Listen up, Sophie Kinsella fans – and there are many – her newest Shopaholic book will arrive in stores in November.
Titled Shopaholic To The Rescue, its plot is described (on Amazon.com) as such: “Becky (Bloomwood)’s biggest ever challenge takes her to Las Vegas and beyond in a fast-paced, fun-filled, road-trip adventure”.
It is worth noting that this is Kinsella’s eighth – eighth! – installment of her bestselling series; the first, The Secret Dreamworld Of A Shopaholic, made its debut way back in 2000.
Since then, a 2009 film adaptation was made (starring Isla Fisher) and Kinsella’s books (which included non-Shopaholic titles like Twenties Girl and Remember Me?) have been translated into over 30 languages.

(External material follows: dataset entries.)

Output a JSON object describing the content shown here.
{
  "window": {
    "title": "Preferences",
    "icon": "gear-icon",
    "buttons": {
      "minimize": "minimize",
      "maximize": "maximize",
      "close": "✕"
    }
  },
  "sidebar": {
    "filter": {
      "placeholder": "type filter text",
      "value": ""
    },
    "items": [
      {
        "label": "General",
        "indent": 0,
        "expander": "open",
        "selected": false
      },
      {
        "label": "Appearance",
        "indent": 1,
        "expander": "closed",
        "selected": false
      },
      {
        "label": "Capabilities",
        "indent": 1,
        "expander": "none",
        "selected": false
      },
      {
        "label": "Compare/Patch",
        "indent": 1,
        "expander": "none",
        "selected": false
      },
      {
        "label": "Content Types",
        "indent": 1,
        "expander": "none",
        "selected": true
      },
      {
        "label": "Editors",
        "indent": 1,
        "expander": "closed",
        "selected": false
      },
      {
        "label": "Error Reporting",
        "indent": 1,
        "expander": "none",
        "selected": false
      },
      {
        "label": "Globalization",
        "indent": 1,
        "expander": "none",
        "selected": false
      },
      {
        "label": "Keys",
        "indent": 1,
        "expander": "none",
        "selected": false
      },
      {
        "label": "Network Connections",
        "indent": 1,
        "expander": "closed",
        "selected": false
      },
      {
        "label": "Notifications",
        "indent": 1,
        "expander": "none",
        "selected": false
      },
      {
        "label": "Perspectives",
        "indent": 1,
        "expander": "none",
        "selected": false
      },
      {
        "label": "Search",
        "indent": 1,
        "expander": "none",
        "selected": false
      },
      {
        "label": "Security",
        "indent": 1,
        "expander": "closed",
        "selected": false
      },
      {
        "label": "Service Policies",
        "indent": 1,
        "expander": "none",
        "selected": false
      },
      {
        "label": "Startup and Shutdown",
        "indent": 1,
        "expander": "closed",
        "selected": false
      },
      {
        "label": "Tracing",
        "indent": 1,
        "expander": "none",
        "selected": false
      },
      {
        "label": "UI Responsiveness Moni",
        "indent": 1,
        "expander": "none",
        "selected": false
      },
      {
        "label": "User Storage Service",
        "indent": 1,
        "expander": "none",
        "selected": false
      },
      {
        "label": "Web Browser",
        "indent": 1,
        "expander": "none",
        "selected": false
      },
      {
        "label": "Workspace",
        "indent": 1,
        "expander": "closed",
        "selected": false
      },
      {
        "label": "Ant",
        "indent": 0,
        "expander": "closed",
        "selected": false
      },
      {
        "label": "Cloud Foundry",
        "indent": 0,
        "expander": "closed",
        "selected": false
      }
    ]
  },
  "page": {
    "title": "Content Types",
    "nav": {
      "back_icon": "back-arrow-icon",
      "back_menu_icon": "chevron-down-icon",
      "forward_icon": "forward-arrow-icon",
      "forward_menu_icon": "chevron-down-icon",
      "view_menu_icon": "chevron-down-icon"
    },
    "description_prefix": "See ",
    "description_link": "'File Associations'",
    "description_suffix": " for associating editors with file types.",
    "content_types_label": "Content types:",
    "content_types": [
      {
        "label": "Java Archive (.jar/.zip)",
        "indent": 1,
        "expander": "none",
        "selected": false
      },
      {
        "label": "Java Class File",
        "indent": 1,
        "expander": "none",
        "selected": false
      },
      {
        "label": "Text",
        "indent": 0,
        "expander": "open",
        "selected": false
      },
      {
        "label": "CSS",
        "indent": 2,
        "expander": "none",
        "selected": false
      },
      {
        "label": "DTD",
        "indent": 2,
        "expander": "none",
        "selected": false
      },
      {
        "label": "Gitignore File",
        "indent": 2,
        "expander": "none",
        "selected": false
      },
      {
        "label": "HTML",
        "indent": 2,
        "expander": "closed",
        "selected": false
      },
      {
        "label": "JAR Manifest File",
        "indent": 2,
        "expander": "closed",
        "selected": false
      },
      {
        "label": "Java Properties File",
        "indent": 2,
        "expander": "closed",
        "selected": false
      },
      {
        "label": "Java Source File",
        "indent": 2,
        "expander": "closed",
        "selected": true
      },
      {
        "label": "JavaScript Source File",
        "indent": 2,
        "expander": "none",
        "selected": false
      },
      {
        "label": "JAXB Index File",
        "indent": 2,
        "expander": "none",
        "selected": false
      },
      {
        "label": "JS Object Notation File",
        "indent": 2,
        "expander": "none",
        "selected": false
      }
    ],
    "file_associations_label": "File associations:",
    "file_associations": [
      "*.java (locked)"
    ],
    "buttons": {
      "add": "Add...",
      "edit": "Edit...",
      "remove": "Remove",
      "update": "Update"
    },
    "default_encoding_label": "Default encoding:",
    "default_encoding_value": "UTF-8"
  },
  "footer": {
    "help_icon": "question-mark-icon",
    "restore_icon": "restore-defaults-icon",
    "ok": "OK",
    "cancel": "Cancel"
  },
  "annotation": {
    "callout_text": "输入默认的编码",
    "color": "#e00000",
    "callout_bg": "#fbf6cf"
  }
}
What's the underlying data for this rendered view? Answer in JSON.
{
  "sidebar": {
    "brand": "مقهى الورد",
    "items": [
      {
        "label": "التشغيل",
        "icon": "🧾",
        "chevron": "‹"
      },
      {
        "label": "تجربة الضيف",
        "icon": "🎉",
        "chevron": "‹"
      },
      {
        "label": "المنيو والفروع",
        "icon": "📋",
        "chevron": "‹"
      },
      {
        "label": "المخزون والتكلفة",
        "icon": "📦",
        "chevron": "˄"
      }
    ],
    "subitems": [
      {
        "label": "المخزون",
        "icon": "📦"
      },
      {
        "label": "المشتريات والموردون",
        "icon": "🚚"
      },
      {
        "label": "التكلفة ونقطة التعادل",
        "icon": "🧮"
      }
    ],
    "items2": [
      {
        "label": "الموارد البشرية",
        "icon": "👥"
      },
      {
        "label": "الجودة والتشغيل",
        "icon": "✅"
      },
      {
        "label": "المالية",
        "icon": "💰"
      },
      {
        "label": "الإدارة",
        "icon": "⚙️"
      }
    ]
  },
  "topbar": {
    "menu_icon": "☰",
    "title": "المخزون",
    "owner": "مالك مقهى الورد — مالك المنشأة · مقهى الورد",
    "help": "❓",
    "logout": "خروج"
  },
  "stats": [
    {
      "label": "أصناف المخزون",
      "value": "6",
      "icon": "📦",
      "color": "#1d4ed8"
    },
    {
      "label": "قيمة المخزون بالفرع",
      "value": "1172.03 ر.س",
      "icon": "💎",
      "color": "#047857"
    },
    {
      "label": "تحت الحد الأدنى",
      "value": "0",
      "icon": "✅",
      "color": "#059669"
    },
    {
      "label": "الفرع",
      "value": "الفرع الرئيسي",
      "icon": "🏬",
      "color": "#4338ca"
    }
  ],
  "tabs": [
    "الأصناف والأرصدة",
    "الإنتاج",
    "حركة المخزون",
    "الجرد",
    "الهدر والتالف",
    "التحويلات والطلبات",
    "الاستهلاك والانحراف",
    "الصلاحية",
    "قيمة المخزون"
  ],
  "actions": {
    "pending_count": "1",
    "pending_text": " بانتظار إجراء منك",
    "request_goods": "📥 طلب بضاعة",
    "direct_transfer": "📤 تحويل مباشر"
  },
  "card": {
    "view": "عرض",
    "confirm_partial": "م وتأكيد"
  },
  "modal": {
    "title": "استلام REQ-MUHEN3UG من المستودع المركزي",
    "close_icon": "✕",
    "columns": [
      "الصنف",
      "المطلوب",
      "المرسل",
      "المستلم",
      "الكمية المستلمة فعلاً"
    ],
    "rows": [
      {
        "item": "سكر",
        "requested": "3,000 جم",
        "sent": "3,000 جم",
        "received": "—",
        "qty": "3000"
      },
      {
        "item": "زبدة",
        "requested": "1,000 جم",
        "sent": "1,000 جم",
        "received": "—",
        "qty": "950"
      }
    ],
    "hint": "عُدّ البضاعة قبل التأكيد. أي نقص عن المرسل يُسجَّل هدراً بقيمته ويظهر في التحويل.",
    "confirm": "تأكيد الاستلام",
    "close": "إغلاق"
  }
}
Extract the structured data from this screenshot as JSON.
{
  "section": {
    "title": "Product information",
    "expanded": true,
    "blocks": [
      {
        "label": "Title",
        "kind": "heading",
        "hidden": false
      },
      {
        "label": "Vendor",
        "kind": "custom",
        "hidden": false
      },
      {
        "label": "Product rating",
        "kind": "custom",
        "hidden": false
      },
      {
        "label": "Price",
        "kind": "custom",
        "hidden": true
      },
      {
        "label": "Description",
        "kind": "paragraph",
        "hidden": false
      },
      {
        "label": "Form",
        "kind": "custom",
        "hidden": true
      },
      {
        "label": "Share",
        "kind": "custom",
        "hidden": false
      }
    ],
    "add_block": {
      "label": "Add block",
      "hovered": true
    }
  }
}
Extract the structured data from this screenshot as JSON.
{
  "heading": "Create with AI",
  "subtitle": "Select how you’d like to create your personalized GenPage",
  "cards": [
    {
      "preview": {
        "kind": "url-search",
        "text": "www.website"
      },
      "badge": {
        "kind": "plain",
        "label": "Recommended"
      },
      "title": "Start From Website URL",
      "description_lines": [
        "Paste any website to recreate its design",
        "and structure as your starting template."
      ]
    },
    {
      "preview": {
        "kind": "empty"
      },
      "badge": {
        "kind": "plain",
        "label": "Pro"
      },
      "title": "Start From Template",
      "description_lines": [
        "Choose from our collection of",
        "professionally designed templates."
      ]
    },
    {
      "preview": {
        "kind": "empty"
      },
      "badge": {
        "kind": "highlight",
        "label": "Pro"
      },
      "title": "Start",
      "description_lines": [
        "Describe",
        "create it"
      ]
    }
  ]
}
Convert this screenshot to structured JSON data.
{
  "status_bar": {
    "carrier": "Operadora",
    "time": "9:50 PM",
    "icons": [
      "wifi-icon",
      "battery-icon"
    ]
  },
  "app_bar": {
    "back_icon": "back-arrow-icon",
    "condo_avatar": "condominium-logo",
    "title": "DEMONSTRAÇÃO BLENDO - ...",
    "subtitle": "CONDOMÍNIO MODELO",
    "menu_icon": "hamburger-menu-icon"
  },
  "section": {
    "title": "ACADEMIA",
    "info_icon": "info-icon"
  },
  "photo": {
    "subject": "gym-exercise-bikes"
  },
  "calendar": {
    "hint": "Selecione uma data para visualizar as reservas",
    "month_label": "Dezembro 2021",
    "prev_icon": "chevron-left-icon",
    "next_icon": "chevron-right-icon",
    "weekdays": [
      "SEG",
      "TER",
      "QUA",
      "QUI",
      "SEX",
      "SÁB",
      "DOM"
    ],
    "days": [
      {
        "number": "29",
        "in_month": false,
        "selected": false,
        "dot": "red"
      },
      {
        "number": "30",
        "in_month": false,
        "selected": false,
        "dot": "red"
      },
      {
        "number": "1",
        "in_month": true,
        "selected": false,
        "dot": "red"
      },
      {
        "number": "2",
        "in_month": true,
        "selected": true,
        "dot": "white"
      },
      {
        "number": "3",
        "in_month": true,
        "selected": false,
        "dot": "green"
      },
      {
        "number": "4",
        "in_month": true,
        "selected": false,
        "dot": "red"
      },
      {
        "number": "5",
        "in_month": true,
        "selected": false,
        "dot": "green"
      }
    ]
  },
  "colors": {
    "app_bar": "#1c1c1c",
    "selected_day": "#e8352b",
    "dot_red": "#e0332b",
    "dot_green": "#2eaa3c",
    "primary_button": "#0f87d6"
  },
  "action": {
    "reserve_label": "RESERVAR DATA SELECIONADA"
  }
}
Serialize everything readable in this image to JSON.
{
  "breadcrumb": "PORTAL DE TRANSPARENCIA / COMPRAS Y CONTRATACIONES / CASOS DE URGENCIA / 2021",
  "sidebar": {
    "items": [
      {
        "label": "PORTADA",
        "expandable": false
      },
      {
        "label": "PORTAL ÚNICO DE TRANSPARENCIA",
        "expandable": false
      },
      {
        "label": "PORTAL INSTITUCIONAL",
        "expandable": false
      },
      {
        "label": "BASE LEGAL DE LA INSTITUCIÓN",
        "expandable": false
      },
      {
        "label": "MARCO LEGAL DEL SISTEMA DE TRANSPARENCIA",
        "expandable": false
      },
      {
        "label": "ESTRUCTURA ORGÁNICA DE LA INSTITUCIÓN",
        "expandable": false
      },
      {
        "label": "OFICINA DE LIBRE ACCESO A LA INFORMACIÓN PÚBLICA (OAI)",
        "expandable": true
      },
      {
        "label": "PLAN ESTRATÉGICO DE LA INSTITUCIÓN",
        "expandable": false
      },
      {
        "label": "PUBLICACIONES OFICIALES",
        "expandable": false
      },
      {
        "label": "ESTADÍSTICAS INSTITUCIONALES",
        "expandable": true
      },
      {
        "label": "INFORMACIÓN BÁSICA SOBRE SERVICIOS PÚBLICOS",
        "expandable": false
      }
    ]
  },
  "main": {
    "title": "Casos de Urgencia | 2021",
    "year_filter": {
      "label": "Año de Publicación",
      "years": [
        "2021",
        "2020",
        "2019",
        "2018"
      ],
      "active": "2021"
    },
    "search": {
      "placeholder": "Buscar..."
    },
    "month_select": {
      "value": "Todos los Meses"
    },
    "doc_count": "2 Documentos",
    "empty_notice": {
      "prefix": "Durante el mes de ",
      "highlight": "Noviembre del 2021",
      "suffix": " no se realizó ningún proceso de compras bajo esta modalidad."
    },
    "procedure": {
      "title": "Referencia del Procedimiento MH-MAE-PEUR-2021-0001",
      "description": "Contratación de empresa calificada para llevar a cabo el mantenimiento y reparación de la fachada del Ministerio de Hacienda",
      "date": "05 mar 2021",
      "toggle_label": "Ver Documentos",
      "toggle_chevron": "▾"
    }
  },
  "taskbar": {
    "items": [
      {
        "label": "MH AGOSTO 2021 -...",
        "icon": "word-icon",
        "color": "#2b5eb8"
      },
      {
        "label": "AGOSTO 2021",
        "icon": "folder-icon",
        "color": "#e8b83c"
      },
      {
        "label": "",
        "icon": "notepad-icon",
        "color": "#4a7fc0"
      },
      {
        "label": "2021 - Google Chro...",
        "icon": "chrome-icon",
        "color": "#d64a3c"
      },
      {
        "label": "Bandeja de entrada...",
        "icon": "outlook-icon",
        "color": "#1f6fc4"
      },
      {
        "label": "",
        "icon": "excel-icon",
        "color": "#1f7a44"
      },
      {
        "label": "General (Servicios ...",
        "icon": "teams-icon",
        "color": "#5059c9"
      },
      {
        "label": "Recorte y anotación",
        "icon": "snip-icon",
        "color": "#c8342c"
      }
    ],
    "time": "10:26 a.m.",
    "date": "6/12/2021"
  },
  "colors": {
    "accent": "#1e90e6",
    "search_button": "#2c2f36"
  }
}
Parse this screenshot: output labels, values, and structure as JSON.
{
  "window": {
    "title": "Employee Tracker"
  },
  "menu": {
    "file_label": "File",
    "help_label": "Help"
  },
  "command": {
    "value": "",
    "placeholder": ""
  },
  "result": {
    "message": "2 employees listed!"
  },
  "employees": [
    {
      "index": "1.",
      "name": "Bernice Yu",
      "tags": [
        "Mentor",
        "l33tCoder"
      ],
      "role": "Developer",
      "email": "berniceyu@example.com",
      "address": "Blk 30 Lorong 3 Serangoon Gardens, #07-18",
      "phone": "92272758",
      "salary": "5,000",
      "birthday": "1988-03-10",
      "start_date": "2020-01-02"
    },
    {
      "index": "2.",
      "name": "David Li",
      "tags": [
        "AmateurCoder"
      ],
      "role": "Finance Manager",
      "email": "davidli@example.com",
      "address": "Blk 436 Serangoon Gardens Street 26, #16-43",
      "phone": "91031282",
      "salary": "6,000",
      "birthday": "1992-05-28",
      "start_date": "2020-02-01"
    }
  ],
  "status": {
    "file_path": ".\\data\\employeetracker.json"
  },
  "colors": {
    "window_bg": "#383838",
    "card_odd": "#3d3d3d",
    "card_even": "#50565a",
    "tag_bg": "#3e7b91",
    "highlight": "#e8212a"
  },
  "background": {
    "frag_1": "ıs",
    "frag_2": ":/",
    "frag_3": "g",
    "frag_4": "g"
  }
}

For the uninitiated, Shopaholic is about the misadventures of Becky, a financial journalist who cannot manage her own finances. The series focuses on her obsession with shopping and its resulting complications for her life.
Born Madeleine Sophie Townley, Kinsella (her pen name) lives in London with husband Henry Wickham. Married since 1991, they have four sons and a daughter.
Although her novels are global bestsellers, including in this part of the world, Kinsella has not travelled to Asia much.
“I hope I will have the chance in the future,” she says in an exclusive e-mail interview with Star2. “I once visited Hong Kong many years ago when I was a financial journalist (like Becky), but I spent all my time in boring meetings and presentations!”
She has also written several stand-alone novels (The Gatecrasher, Sleeping Arrangements) as Madeleine Wickham. Most, if not all, of the 45-year-old British author’s books have been in the chick lit realm.
So it was a surprise – to this writer, at least – that Kinsella’s current offering, Finding Audrey, is in the young adult (YA) fiction genre.
However, Kinsella insists that she didn’t actually set out to write a YA book.
“I came up with the idea of (teenaged protagonist) Audrey and her family, and instantly knew I had to write her story,” reveals Kinsella. “It was then I realised I would be telling the story through Audrey’s eyes, and this would be a YA novel.”
Fourteen-year-old Audrey struggles with anxiety disorders and depression. Since being hospitalised after an unspecified incident at school, she shies away from interaction with anyone outside her family.
Audrey can’t even take off her dark glasses inside her home – a house that her chaotic but well-meaning family fill to the brim with their big personalities. Despite the heavy subject, Finding Audrey has several moments of levity. The LOLs are provided by Audrey’s over-protective mum, Anne, who is easily the scene stealer throughout.
Did Kinsella base Anne on anyone she knows? “Actually, no. But my children assume it is me,” she answers, the wryness coming across even in an e-mail. “In fact, every mother I know says their children think the mum is based on them.”
Like all of Kinsella’s fictional creations, Audrey is a flawed character with her insecurities and moody temperament. “I don’t intentionally think, ‘What flaw shall I give this character?’” says Kinsella. “But everyone is flawed in one way or another, and it is from the flaws and humanity in each character that you get the drama, fun, and romance.”
Asked what qualities in Audrey are apparent in her, Kinsella replies, “I’m very close to my family, and this is one of Audrey’s strongest characteristics.”
Kinsella hopes that teen readers will be inspired by Audrey’s journey. “I hope they laugh and are touched … she is so brave and good-humoured and her story is a positive one. I hope that anyone suffering from anxiety, bullying or even just teenage woes can take heart from her.
“I also hope the book entertains parents of teens, though they’ll probably read it in quite a different way!” adds Kinsella, who just finished reading Wonder, a children’s novel by R.J. Palacio.
“It’s the story of August, a boy with acute facial disfigurements, who is venturing into the world of school for the first time,” explains Kinsella.
“The author lets us witness his journey from multiple viewpoints, reflecting his family and community. It’s thoughtful but never preachy. A great book.”
Last question: If Finding Audrey is ever made into a movie a la Shopaholic, which current actress best personifies her character?
“That’s really tricky,” says Kinsella. “Actually, I can’t imagine a well-known actress in the role, because Audrey is so individual. It would have to be a brilliant unknown teenage actress. Do you know any?”
We’ll forward your suggestions to her, readers, so tell us at firstname.lastname@example.org